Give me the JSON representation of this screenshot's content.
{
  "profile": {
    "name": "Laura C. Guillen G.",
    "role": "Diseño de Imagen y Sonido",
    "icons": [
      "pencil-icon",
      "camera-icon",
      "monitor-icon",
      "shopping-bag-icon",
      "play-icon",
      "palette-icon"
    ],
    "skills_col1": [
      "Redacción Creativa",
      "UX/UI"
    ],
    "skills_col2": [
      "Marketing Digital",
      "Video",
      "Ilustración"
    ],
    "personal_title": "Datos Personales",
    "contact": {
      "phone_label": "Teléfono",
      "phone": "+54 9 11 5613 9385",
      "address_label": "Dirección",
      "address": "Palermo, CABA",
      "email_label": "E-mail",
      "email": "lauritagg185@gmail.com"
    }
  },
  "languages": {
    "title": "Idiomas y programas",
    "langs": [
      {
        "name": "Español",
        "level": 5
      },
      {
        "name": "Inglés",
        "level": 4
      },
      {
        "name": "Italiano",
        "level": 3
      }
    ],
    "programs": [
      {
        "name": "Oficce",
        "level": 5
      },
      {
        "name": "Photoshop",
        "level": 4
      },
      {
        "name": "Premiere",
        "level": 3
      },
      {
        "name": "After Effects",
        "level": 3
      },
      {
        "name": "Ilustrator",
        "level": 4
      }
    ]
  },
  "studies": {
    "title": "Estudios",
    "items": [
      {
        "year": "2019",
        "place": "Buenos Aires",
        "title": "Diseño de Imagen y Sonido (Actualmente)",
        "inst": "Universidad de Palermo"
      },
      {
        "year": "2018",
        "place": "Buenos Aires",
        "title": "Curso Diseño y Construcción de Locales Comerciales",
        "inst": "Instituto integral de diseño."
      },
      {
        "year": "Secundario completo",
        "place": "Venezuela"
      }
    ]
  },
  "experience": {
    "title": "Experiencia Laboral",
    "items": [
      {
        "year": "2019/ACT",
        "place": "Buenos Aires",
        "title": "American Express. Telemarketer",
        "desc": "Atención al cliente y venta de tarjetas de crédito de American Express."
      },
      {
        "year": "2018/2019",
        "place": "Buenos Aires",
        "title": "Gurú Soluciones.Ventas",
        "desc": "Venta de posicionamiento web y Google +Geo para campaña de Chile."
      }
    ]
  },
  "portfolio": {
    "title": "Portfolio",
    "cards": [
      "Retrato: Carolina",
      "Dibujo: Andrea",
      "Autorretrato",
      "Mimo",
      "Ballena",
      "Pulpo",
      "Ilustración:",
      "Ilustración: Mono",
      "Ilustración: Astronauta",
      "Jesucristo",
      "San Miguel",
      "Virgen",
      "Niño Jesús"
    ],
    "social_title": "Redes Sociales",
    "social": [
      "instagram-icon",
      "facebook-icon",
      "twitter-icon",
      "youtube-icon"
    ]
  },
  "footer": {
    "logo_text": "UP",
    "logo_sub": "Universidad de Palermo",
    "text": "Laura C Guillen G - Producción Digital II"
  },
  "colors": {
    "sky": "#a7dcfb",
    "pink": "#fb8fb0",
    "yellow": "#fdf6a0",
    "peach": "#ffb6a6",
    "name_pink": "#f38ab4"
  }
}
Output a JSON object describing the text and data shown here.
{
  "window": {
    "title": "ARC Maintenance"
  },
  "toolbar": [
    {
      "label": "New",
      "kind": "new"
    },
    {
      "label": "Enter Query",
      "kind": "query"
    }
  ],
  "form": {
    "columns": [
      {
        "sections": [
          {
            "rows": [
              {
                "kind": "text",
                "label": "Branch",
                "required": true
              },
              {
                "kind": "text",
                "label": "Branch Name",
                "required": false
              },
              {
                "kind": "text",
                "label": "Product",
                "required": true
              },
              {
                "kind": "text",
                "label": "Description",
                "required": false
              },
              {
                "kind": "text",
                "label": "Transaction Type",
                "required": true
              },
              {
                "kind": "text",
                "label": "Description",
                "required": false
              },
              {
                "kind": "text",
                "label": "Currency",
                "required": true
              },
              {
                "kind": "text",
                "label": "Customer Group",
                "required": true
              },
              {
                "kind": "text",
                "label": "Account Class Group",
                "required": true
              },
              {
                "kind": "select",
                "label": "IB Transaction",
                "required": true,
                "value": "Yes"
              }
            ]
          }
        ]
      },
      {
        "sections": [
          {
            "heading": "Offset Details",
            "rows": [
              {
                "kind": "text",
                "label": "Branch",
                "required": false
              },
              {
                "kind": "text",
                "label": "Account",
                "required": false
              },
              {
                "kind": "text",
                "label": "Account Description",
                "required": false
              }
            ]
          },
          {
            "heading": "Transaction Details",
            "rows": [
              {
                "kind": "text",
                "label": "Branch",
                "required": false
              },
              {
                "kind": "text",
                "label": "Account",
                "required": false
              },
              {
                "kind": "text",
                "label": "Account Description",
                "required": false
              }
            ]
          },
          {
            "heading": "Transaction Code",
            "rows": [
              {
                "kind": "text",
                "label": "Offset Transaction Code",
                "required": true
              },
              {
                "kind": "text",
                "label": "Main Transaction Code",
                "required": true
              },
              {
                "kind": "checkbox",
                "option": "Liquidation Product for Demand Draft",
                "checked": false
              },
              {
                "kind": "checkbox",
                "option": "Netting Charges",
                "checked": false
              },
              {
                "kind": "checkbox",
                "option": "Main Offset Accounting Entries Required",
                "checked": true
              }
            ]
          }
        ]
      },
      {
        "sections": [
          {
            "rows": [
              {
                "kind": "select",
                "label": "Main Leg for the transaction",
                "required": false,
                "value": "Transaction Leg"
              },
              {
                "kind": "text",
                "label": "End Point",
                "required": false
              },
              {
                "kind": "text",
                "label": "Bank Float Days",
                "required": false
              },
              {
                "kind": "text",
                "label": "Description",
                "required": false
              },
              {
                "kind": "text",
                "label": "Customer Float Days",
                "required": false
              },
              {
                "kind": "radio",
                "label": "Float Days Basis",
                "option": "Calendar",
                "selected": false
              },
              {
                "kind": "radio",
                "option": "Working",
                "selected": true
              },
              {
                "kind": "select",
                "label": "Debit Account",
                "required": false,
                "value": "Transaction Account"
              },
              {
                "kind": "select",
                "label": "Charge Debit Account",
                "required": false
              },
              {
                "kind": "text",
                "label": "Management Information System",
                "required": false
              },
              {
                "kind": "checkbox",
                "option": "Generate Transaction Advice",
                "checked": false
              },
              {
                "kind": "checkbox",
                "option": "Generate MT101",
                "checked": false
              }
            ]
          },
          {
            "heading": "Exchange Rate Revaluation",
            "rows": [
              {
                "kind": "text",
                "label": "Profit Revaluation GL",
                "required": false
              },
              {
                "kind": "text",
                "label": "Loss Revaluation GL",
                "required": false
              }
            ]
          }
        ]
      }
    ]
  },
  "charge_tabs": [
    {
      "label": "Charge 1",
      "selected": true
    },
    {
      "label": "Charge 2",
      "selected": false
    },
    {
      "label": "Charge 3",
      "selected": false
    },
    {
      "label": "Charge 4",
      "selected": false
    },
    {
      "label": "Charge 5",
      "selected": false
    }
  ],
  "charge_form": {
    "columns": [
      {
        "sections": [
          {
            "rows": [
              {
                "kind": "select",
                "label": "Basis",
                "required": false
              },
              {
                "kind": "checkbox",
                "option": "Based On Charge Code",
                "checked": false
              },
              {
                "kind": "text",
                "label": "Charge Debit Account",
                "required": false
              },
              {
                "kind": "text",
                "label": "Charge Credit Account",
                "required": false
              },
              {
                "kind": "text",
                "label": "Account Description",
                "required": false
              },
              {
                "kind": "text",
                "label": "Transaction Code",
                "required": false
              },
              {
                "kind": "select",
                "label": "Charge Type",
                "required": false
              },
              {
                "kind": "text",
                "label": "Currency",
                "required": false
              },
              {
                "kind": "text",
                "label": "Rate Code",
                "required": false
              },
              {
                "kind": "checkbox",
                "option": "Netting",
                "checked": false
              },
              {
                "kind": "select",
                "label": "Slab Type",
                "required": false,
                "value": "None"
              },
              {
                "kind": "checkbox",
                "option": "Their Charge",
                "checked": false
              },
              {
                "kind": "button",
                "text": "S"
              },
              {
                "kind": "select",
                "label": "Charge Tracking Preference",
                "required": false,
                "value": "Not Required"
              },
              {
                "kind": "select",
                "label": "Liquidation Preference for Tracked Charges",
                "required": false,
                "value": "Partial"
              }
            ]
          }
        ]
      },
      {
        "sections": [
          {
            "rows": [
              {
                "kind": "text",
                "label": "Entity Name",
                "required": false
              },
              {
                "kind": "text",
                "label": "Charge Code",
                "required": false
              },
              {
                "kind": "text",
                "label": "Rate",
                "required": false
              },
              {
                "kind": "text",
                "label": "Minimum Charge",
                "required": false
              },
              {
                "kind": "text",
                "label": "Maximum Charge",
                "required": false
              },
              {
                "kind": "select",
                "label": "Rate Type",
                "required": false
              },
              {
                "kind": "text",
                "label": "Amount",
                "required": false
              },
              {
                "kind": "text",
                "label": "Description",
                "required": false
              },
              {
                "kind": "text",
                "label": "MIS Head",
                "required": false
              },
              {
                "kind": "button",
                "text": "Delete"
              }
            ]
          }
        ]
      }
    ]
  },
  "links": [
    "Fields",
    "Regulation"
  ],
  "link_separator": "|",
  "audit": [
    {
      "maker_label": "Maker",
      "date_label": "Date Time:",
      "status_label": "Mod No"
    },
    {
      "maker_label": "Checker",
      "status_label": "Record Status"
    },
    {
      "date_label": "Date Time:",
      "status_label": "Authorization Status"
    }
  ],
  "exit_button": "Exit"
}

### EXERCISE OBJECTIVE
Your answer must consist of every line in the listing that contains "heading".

### ANSWER BELOW
            "heading": "Offset Details",
            "heading": "Transaction Details",
            "heading": "Transaction Code",
            "heading": "Exchange Rate Revaluation",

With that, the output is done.